  • Abstract: We live on a fragile planet which is under increased human stress, to the extent that we are transgressing several of the planetary boundaries as mapped out by the Stockholm Resilience Centre (SRC). We share this planet with over seven billion fellow human beings, too many of whom face extraordinary challenges in building a life free of poverty, indignity, powerlessness and fear. While a small number of people are using the most resources, simultaneously too many are unable to lead lives in which they can flourish and live with dignity.
  • Topic: Economics, Environment, Human Welfare
  • Political Geography: United Kingdom, Europe
  • Publication Date: 12-2013
  • Content Type: Policy Brief
  • Institution: Oxfam Publishing
  • Abstract: In 1753 John Wesley, the founder of Methodism said, "So wickedly, devilishly false is that common objection, 'They are poor, only because they are idle'". Yet today many churchgoers and members of the general public alike have come to believe that the key factors driving poverty in the UK are the personal failings of the poor – especially 'idleness'. How did this come about?
  • Topic: Security, Economics, Poverty, Social Stratification, Sociology
  • Political Geography: United Kingdom, Europe
  • Author: Moussa Haddad
  • Publication Date: 06-2012
  • Content Type: Working Paper
  • Institution: Oxfam Publishing
  • Abstract: The combination in the UK of economic stagnation and public spending cuts is causing substantial hardship to people living in poverty. This amounts to a 'Perfect Storm' of falling incomes, rising prices, public service cuts, benefit cuts, a housing crisis, and weak labour rights. By making different political choices, the government can both protect people in poverty and help to stimulate economic recovery in the short term, and set the UK on the way towards economic, social and environmental sustainability in the long term.
  • Topic: Economics, Environment, Poverty, Labor Issues, Financial Crisis
  • Political Geography: United Kingdom
  • Author: Chris Warburton Brown
  • Publication Date: 01-2011
  • Content Type: Working Paper
  • Institution: Oxfam Publishing

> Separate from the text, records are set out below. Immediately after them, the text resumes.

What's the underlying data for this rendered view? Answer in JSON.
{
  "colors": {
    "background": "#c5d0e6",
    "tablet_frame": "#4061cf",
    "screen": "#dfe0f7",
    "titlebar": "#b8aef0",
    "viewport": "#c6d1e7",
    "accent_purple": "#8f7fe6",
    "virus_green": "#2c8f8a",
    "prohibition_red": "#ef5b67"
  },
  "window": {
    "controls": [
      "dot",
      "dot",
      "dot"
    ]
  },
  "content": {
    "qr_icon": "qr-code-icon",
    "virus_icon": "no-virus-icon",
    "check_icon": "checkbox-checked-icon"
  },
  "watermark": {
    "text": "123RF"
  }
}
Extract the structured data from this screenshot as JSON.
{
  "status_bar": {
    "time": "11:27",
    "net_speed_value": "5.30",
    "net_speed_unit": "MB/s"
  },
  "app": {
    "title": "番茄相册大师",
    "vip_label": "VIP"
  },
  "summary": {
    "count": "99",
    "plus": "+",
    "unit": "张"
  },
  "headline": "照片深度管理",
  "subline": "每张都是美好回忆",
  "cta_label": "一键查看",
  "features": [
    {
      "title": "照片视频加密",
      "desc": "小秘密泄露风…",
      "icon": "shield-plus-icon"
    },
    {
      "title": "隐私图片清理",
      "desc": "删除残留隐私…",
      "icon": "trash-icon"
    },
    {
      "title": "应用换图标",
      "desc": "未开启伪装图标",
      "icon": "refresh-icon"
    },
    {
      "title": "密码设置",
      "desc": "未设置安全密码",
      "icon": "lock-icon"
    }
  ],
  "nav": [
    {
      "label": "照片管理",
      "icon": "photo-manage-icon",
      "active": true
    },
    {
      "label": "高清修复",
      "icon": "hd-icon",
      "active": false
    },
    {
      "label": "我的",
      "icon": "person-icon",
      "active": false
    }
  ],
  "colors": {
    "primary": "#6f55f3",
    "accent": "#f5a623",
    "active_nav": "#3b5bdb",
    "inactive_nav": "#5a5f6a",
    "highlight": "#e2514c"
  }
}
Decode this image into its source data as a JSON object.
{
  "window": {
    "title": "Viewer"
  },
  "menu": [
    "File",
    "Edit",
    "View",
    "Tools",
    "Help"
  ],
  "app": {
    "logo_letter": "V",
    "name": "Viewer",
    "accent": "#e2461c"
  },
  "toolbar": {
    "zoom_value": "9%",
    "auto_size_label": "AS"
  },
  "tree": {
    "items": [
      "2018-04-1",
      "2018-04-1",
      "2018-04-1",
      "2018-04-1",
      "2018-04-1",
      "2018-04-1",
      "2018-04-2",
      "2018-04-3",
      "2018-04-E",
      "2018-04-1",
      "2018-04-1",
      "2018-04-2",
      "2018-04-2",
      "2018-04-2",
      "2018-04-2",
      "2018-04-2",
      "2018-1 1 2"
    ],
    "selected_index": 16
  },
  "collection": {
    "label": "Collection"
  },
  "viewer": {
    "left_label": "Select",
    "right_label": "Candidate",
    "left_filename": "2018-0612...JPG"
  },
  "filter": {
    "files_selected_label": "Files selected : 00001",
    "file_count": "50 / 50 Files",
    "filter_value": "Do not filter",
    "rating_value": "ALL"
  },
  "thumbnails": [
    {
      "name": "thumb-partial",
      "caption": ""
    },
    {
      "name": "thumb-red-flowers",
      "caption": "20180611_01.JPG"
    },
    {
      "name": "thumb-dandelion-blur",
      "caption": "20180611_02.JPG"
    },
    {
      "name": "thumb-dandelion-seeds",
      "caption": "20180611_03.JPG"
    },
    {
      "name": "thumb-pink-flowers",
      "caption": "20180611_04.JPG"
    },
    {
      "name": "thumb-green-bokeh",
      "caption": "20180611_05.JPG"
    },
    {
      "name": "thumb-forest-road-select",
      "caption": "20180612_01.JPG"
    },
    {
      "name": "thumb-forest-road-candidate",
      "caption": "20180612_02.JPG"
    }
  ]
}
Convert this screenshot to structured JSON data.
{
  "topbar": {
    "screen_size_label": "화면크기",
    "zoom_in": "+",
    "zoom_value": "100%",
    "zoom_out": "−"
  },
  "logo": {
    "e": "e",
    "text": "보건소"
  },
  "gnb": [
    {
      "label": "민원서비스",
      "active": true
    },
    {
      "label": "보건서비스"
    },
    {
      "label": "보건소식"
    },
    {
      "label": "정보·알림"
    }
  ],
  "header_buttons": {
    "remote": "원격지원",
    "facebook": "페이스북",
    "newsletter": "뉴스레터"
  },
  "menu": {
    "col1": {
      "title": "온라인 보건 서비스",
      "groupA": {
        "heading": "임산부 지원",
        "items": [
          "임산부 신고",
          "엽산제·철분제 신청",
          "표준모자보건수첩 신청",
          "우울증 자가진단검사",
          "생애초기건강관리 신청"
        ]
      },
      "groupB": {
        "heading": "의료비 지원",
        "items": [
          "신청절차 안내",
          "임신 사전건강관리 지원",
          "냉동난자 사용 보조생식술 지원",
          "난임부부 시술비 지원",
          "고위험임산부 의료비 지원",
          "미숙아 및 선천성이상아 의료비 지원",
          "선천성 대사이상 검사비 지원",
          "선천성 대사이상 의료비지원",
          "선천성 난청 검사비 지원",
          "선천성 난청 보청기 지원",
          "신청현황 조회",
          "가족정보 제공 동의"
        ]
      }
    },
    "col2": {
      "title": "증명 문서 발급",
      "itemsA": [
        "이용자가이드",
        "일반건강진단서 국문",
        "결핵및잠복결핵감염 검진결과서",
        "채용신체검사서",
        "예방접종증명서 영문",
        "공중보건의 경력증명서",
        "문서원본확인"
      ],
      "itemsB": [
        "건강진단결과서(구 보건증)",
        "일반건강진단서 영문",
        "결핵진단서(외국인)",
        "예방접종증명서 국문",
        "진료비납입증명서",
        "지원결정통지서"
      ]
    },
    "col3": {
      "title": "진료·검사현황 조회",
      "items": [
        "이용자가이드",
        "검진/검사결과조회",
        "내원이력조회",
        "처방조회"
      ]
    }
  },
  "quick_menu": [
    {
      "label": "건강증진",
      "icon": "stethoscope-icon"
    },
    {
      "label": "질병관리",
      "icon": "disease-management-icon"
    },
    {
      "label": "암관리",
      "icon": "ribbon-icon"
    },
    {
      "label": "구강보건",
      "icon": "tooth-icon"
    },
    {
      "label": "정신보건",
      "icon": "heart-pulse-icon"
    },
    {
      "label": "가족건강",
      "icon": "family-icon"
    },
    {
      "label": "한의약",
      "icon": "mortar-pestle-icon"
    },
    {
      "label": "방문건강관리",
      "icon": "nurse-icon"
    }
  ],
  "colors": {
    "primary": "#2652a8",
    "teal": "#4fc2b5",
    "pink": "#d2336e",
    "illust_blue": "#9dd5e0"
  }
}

  • Abstract: This report has grown out of Oxfam's commitment to tackling the poverty of black and minority ethnic (BME) women in the UK. It aims to improve our understanding of BME mothers' experiences of poverty, to address the way in which the poverty of BME mothers is hidden from conventional data collection, to raise awareness amongst policy-makers and practitioners of the material circumstances of low-income BME mothers, and to improve the ways in which poor BME women are supported to secure greater assets and resources.
  • Topic: Economics, Gender Issues, Poverty
  • Political Geography: United Kingdom, Europe
  • Author: David Bright, Don Seville, Lea BorkenHagen
  • Publication Date: 05-2010
  • Content Type: Policy Brief
  • Institution: Oxfam Publishing
  • Abstract: Incorporating smallholders into the supply chain allows a company to tell consumers how their purchasing choices can improve the lives of men and women farmers. Companies that incorporate smallholders equitably into their supply chains – and communicate their action through their brands – can capture new customers and gain greater loyalty from existing ones.
  • Topic: Development, Economics, Emerging Markets, International Trade and Finance, Third World, Food
  • Political Geography: United Kingdom